EPA issued an administrative compliance order that requires the facility to comply with the chemical safety provisions of Section 112 of the Clean Air Act. These provisions require facilities that store or use hazardous substances to maintain a safe facility, identify hazards that could lead to accidental release, and institute measures to minimize the consequences of releases that do occur. The compliance order requires the facility to be inspected by a certified professional engineer. U.S. Water will be required to follow the engineer’s recommendations for improving the safety of the facility.
U.S. Water could be liable for penalties of up to $32,500 per day for each violation of Section 112 of the Clean Air Act, and up to $32,500 for each violation of EPCRA.
The EPCRA violations were failure to provide chemical inventory information to the local fire department, local emergency planning committee and state emergency response commission. This information is critical for emergency planning and response activities relating to the U.S. Water facility.
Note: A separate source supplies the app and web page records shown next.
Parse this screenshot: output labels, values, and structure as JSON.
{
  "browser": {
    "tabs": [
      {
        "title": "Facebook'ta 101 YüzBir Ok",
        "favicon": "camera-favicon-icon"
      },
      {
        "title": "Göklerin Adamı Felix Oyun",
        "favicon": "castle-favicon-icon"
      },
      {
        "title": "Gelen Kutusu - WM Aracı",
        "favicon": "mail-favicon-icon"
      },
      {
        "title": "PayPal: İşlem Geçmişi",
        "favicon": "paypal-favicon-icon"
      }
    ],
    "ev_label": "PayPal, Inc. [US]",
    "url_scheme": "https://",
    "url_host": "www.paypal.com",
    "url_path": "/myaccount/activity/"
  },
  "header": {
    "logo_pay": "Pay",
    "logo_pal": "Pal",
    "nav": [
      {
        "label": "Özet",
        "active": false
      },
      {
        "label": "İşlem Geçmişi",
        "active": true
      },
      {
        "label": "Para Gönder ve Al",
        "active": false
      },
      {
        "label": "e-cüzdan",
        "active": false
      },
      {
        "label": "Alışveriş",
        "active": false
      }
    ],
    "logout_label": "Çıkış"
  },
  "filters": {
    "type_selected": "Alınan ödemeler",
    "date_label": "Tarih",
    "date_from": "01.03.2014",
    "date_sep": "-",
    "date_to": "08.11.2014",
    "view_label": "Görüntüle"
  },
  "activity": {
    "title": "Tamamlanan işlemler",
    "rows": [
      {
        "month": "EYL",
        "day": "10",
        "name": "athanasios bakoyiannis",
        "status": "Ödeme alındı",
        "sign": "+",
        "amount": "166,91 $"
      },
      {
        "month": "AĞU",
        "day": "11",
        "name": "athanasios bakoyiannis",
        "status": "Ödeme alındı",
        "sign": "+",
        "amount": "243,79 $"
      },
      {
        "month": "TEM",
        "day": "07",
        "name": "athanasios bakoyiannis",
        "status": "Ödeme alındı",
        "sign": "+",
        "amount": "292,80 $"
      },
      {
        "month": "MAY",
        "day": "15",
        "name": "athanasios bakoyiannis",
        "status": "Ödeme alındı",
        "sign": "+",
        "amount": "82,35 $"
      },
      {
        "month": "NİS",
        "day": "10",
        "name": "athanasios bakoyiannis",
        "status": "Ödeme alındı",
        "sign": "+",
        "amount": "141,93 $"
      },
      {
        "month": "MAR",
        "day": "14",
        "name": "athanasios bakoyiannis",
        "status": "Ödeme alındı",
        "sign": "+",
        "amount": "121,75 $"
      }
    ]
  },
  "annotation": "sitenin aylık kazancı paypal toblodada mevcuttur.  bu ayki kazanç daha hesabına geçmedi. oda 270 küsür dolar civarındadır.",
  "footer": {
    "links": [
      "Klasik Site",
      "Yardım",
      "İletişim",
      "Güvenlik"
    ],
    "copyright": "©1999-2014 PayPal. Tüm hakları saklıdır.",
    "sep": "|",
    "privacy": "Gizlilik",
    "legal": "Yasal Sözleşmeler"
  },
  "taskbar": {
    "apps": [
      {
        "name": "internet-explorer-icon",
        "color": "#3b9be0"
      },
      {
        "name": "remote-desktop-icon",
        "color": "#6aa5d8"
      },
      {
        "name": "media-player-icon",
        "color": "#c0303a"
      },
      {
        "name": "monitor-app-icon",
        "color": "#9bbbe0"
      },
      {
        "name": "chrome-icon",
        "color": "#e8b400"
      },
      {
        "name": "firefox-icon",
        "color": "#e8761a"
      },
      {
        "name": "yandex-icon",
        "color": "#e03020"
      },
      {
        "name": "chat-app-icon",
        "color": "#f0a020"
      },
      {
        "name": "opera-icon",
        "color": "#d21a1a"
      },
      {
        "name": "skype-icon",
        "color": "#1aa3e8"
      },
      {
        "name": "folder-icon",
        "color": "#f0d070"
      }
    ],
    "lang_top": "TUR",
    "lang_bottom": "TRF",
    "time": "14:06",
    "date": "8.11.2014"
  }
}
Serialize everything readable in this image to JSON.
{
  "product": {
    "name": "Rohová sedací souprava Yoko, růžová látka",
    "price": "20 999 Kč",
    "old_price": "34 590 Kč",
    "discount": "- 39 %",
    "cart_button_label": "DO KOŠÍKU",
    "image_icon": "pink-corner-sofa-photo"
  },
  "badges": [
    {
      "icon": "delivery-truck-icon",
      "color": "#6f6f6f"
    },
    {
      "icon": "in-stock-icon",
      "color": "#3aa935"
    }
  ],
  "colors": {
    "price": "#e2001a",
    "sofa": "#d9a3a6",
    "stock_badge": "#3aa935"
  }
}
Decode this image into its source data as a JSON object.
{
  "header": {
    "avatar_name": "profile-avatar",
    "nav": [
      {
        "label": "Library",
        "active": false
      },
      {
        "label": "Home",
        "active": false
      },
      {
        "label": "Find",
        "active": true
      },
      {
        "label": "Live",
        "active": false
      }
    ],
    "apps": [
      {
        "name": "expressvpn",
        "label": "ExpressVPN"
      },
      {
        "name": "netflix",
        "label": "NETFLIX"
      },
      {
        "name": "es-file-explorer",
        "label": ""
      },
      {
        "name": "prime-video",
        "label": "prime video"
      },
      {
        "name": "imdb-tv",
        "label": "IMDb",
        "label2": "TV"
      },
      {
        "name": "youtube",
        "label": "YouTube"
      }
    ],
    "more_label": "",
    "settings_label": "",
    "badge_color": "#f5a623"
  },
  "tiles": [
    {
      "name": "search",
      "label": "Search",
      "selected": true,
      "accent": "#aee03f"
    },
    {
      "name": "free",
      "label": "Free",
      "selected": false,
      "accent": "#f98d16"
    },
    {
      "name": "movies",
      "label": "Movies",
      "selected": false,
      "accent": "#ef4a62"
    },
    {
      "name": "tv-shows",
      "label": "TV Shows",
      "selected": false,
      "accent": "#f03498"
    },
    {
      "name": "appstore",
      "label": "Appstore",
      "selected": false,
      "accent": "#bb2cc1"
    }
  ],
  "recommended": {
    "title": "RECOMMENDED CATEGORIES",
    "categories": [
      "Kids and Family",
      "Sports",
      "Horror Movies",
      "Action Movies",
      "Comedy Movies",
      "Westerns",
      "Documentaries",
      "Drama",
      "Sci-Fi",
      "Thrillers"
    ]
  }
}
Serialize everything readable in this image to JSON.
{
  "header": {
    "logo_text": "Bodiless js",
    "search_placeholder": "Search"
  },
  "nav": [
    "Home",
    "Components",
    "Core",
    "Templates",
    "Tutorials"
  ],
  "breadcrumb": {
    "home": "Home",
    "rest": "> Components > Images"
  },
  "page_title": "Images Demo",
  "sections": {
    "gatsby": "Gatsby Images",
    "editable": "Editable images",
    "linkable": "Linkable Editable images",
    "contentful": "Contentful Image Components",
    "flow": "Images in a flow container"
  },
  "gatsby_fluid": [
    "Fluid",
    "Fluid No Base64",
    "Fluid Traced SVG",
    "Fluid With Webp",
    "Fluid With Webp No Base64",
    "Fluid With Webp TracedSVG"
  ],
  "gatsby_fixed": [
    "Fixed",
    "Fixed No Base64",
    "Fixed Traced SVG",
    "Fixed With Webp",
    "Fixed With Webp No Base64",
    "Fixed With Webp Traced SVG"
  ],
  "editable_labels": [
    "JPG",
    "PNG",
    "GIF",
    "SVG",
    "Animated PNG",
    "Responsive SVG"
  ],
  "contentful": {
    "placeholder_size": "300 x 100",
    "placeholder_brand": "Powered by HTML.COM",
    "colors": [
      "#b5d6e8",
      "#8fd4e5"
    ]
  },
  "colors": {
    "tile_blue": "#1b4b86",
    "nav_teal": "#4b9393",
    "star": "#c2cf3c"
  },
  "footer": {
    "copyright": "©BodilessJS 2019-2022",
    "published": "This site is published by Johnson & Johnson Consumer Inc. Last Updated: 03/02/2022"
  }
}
The complaint requires the facility to come into compliance with regulations in addition to paying the proposed penalties.
EPCRA and Section 112 of the Clean Air Act are intended to inform citizens about chemicals in the community, prevent releases of hazardous chemicals, protect the community and emergency responders in an event of accidental releases, and improve emergency response to releases.
The Missouri Department of Natural Resources (MDNR) accompanied EPA on the January 12, 2005, inspection of U.S. Water. Following the inspection, MDNR issued U.S. Water a Notice of Violation for violations of Missouri’s safe drinking water statutes and regulations. U.S. Water is working to address the violations included in the notice.